(closed on Monday)
Last week I saw two outstanding shows in New York City. Both of them are by Anish Kapoor (Gladstone Gallery on 21st Street and 24th Street).
The works are effortlessly graceful with plenty of formal delights and profound weight. It’s great to see his bold yet delicate methods let the
materials flow and glow in their own rights.
One show has multiple towers of cement (Gladstone Gallery on 24th Street). Take your time and walk among them. You start to see character
in each tower and you realize that they are not just random piles. Then you start to see the vision of the artist who let these strange

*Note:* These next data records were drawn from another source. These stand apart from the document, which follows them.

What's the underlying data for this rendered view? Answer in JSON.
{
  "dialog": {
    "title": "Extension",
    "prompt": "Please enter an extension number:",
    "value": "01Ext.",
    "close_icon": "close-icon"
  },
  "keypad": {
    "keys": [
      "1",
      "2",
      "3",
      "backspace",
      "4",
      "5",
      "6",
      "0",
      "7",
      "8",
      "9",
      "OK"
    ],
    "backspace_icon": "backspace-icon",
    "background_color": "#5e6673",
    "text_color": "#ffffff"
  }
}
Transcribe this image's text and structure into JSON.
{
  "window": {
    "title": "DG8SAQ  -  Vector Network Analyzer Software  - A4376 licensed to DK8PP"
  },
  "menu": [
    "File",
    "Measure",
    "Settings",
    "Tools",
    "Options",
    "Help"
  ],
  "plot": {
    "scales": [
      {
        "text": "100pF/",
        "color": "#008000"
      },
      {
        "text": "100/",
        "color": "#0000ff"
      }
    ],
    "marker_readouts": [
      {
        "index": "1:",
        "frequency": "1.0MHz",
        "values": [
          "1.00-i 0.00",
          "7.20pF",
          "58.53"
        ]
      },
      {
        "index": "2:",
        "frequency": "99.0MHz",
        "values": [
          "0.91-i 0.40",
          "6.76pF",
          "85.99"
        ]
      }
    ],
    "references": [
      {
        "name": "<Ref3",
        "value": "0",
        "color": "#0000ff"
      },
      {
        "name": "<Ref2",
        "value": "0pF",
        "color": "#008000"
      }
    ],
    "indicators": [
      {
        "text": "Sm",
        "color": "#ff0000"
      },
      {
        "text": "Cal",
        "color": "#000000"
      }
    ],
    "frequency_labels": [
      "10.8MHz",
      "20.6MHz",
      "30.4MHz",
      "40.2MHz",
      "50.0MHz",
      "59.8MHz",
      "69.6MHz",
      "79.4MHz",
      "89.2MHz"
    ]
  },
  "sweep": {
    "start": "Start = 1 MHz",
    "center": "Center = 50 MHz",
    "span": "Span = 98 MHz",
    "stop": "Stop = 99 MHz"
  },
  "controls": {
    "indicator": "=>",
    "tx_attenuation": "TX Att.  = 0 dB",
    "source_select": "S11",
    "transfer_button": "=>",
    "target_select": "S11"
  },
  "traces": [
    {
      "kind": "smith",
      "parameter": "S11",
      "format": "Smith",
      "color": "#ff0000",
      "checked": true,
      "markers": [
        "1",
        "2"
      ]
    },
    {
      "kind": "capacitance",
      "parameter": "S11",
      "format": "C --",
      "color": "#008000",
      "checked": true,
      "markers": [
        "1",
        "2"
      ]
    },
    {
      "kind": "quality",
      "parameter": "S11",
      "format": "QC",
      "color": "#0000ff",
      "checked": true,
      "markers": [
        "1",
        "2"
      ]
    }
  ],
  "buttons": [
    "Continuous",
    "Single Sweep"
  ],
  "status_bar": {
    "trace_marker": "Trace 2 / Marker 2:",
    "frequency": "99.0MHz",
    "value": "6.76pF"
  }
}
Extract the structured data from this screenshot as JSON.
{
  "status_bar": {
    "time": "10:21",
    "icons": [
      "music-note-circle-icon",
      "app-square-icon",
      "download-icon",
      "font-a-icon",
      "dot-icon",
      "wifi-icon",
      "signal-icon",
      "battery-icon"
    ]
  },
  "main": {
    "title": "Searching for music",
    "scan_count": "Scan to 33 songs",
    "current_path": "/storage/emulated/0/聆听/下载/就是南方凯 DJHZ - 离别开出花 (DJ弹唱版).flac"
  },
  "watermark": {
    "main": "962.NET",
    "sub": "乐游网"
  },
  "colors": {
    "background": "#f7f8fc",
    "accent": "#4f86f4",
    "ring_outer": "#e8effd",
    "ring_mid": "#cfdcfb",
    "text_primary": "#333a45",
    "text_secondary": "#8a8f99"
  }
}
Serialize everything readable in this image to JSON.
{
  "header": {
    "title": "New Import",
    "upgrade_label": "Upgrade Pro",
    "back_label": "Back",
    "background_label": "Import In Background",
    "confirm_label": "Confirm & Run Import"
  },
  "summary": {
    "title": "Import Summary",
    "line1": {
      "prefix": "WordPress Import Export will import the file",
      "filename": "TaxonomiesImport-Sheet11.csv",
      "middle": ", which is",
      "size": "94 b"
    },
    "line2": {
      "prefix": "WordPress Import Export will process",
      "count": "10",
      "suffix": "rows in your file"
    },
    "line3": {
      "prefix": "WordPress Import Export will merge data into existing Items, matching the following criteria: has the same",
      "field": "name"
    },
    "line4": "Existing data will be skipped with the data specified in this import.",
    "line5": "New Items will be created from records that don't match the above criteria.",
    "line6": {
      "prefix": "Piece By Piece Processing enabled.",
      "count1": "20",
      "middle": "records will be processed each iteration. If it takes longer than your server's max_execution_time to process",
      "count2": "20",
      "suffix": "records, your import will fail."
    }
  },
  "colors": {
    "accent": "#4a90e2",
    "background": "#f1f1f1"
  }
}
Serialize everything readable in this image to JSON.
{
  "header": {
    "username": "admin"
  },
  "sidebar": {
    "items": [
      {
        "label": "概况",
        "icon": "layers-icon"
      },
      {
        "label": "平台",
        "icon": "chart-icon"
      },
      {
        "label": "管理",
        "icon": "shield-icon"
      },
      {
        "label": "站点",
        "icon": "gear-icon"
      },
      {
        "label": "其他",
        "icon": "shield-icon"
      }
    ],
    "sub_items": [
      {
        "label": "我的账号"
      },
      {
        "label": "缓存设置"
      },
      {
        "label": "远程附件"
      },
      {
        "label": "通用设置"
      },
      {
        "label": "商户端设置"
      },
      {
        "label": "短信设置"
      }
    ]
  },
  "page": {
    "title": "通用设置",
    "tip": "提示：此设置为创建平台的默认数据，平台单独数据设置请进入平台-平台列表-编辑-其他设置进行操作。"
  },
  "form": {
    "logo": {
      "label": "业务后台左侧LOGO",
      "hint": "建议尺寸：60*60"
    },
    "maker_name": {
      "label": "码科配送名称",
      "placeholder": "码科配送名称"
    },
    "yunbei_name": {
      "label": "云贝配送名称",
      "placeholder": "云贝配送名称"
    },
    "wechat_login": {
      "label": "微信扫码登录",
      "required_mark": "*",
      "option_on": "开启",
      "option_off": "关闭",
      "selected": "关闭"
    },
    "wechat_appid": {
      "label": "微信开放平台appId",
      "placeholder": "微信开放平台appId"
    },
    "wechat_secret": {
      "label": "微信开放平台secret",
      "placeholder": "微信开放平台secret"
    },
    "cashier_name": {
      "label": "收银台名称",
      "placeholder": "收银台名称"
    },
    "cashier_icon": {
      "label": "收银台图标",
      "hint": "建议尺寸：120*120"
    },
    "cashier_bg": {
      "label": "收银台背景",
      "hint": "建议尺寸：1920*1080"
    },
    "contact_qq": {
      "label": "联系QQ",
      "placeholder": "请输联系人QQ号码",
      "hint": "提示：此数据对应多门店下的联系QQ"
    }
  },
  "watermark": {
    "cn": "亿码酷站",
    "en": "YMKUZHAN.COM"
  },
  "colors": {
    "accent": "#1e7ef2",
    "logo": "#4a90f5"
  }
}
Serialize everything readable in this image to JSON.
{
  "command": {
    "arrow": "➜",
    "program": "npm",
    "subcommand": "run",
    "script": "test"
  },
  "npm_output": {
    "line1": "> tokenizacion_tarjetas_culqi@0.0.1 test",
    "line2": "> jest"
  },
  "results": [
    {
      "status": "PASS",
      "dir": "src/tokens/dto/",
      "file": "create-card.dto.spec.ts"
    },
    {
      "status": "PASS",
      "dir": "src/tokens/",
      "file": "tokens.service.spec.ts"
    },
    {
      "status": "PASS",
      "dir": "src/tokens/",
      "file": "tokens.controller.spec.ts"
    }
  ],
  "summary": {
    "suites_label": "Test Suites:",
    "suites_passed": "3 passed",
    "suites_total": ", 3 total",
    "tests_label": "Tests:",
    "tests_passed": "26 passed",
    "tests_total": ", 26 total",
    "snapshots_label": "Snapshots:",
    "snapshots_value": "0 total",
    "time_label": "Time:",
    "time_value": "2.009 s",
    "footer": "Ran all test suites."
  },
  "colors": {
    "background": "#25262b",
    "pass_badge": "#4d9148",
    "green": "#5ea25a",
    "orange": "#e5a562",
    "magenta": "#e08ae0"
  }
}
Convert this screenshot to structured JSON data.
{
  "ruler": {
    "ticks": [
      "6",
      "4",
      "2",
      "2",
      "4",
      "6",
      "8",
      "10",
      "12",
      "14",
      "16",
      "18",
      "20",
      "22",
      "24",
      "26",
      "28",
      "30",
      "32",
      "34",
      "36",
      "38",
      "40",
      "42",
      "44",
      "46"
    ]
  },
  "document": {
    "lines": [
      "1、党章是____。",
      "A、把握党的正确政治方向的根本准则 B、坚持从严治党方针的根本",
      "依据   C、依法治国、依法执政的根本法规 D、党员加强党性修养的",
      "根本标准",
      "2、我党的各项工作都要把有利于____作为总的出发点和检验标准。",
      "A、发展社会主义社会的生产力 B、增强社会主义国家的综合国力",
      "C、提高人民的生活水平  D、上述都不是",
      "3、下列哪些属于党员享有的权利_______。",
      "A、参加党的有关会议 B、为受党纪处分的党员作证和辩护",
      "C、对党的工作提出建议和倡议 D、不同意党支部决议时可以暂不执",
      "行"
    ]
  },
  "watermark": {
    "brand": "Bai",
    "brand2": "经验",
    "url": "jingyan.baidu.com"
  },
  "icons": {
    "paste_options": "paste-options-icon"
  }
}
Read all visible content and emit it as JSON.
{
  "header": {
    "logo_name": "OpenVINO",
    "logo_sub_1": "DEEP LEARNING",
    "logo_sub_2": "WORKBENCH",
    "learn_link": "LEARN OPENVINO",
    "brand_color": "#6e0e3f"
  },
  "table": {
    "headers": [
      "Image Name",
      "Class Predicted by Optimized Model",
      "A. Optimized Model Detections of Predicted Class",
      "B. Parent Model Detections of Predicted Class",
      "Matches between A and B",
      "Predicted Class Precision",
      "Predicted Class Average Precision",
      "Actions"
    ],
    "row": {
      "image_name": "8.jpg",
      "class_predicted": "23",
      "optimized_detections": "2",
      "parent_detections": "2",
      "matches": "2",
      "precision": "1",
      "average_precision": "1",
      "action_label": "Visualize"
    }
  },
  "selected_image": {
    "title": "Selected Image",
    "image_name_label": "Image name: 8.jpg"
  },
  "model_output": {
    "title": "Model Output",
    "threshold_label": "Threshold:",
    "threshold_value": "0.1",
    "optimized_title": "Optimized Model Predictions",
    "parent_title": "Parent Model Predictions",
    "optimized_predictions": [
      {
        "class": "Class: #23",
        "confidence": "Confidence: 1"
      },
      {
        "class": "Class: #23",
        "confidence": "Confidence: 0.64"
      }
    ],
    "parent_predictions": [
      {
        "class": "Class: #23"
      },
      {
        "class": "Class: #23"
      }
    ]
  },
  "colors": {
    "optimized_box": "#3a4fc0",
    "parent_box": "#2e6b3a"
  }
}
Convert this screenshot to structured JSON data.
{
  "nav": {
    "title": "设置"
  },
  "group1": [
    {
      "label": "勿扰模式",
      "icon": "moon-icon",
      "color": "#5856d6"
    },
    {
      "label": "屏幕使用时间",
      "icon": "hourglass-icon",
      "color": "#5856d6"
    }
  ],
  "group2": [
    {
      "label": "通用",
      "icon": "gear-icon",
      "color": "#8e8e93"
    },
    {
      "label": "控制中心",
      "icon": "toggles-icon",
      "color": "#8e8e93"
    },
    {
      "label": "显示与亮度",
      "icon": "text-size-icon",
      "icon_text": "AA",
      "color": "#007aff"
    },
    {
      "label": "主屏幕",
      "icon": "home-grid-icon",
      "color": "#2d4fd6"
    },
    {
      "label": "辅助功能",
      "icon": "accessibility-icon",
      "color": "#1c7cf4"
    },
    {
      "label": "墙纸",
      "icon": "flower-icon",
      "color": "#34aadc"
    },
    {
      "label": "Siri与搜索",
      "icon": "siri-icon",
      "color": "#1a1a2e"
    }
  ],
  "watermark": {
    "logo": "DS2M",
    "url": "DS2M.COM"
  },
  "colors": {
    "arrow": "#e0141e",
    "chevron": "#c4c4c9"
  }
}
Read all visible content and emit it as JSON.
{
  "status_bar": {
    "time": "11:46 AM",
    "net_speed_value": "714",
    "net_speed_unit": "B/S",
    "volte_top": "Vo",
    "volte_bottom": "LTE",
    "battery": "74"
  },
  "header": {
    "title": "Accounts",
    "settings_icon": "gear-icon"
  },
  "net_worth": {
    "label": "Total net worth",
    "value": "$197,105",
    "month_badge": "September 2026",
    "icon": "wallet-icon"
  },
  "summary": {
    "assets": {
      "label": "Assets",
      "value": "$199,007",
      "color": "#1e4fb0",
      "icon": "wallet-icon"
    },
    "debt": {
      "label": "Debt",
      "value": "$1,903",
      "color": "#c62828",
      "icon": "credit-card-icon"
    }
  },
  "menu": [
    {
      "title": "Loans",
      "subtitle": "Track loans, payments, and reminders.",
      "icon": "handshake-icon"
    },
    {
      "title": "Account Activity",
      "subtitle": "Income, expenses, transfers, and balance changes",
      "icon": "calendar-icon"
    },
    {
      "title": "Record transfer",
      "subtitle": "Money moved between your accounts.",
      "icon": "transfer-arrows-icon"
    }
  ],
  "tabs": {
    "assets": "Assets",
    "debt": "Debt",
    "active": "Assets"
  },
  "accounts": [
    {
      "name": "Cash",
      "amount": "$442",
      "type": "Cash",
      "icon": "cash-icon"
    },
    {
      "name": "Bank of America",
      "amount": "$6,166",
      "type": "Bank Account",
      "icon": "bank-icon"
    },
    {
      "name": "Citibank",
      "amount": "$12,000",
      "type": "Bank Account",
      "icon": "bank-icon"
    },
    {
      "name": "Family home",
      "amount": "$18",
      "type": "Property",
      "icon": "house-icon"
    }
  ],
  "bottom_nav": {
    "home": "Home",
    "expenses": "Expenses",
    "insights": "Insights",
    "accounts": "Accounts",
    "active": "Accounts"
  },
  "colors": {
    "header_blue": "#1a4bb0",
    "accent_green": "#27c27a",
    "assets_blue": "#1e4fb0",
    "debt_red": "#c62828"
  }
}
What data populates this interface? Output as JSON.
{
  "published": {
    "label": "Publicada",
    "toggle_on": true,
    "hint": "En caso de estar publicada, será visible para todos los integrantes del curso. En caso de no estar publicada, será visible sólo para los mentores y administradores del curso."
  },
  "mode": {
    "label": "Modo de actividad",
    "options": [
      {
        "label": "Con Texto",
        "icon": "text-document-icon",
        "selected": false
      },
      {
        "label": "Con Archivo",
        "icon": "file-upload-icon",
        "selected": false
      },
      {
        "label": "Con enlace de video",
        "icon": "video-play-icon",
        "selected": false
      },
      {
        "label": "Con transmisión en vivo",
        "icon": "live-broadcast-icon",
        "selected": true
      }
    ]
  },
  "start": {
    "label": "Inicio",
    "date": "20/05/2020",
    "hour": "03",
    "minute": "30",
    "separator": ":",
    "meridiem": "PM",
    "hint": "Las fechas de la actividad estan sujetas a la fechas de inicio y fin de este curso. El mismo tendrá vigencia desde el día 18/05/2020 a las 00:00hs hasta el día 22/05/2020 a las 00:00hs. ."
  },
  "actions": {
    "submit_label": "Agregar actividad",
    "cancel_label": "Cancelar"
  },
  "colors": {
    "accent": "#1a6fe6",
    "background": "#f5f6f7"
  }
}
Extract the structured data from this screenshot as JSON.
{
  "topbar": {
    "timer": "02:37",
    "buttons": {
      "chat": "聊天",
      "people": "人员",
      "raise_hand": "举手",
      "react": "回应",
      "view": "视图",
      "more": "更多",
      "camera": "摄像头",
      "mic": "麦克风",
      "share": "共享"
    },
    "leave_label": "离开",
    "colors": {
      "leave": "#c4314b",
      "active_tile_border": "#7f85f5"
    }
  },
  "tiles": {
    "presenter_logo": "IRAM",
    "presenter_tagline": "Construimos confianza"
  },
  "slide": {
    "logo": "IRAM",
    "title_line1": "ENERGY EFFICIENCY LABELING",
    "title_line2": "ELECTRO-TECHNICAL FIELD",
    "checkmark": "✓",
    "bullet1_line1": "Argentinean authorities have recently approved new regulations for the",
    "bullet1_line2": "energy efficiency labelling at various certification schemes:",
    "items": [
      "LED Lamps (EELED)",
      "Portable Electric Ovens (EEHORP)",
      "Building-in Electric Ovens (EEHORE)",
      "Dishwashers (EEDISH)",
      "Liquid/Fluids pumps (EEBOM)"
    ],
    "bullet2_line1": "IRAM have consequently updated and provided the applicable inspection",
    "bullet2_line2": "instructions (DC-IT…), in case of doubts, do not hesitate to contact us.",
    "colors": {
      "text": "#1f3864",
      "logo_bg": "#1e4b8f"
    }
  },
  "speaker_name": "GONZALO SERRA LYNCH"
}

magical towers appear (here is an article about the interesting making process).
Anish Kapoor at Gladstone gallery, 24th Street 2012
Anish Kapoor at Gladstone gallery, 24th Street 2012
The other show places a large round steel structure that fills up a large open space (Gladstone Gallery on 21st Steet). You get the “wow” feeling
as soon as you walk in the room, and as you walk around, you just tell yourself “wtf”. It’s also fun to see how people react to the piece and
interact with it. It’s great to see people being so happily awed and overwhelmed by the piece. It gives confidence to anybody who loves and believes in art.
There was one more thing. My friend and I walked in one of the churches on our way to the galleries
(St. Thomas on 5th avenue). Ah, what a space to get away and immense yourself in the quietness with the church organ.
Everything just stopped and my mind was reset, at least for the moment.
A city needs a place like that or great art to make you feel that you are connected to something big and mysterious. A great city
like New York has both.
Die Like You Really Mean It:
October 26 – December 3, 2011
Opening reception: October 26, 6-9PM
179 East Broadway
New York, NY 10002
Featuring works of:
Erik Benson, Paul Brainard, Pia Dehne, Hiroyuki Hamada, Elizabeth Huey, Erika Keck,
Emily Noelle Lambert, Frank Lentini, Eddie Martinez, Brian Montouri, Bryan Osburn, Kanishka Raja,
Erika Ranee, Tom Sanford, Christopher Saunders, Kristen Schiele, Ryan Schneider, Oliver Warden,
Frank Webster, Eric White and Doug Young